What is expected: Copy the data below. Keep every line exactly as it is.

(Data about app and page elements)
----------------
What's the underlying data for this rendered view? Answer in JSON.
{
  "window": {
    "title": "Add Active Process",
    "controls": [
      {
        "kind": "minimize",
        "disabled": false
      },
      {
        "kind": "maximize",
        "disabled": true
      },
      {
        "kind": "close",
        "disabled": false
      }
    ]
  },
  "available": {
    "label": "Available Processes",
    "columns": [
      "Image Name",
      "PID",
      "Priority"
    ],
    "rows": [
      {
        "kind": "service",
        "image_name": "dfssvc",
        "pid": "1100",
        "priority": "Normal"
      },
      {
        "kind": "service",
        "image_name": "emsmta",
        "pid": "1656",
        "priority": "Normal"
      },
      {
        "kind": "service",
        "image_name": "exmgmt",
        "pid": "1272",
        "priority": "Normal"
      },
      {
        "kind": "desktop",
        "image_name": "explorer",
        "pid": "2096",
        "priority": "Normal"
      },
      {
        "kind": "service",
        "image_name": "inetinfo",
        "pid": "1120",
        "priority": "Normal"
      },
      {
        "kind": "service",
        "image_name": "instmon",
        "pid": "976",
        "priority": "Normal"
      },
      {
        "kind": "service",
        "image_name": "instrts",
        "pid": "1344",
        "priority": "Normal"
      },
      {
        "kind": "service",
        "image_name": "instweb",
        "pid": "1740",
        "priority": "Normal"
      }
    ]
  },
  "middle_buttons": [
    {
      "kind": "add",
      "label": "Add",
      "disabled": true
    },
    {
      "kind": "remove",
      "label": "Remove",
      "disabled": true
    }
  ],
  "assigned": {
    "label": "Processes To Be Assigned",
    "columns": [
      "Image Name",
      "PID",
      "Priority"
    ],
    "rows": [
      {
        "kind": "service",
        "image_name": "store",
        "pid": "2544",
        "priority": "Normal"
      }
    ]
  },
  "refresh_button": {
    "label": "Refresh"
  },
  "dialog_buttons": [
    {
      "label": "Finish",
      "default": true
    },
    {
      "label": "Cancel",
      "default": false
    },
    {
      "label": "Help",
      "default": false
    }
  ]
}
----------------
Expected answer:
What's the underlying data for this rendered view? Answer in JSON.
{
  "window": {
    "title": "Add Active Process",
    "controls": [
      {
        "kind": "minimize",
        "disabled": false
      },
      {
        "kind": "maximize",
        "disabled": true
      },
      {
        "kind": "close",
        "disabled": false
      }
    ]
  },
  "available": {
    "label": "Available Processes",
    "columns": [
      "Image Name",
      "PID",
      "Priority"
    ],
    "rows": [
      {
        "kind": "service",
        "image_name": "dfssvc",
        "pid": "1100",
        "priority": "Normal"
      },
      {
        "kind": "service",
        "image_name": "emsmta",
        "pid": "1656",
        "priority": "Normal"
      },
      {
        "kind": "service",
        "image_name": "exmgmt",
        "pid": "1272",
        "priority": "Normal"
      },
      {
        "kind": "desktop",
        "image_name": "explorer",
        "pid": "2096",
        "priority": "Normal"
      },
      {
        "kind": "service",
        "image_name": "inetinfo",
        "pid": "1120",
        "priority": "Normal"
      },
      {
        "kind": "service",
        "image_name": "instmon",
        "pid": "976",
        "priority": "Normal"
      },
      {
        "kind": "service",
        "image_name": "instrts",
        "pid": "1344",
        "priority": "Normal"
      },
      {
        "kind": "service",
        "image_name": "instweb",
        "pid": "1740",
        "priority": "Normal"
      }
    ]
  },
  "middle_buttons": [
    {
      "kind": "add",
      "label": "Add",
      "disabled": true
    },
    {
      "kind": "remove",
      "label": "Remove",
      "disabled": true
    }
  ],
  "assigned": {
    "label": "Processes To Be Assigned",
    "columns": [
      "Image Name",
      "PID",
      "Priority"
    ],
    "rows": [
      {
        "kind": "service",
        "image_name": "store",
        "pid": "2544",
        "priority": "Normal"
      }
    ]
  },
  "refresh_button": {
    "label": "Refresh"
  },
  "dialog_buttons": [
    {
      "label": "Finish",
      "default": true
    },
    {
      "label": "Cancel",
      "default": false
    },
    {
      "label": "Help",
      "default": false
    }
  ]
}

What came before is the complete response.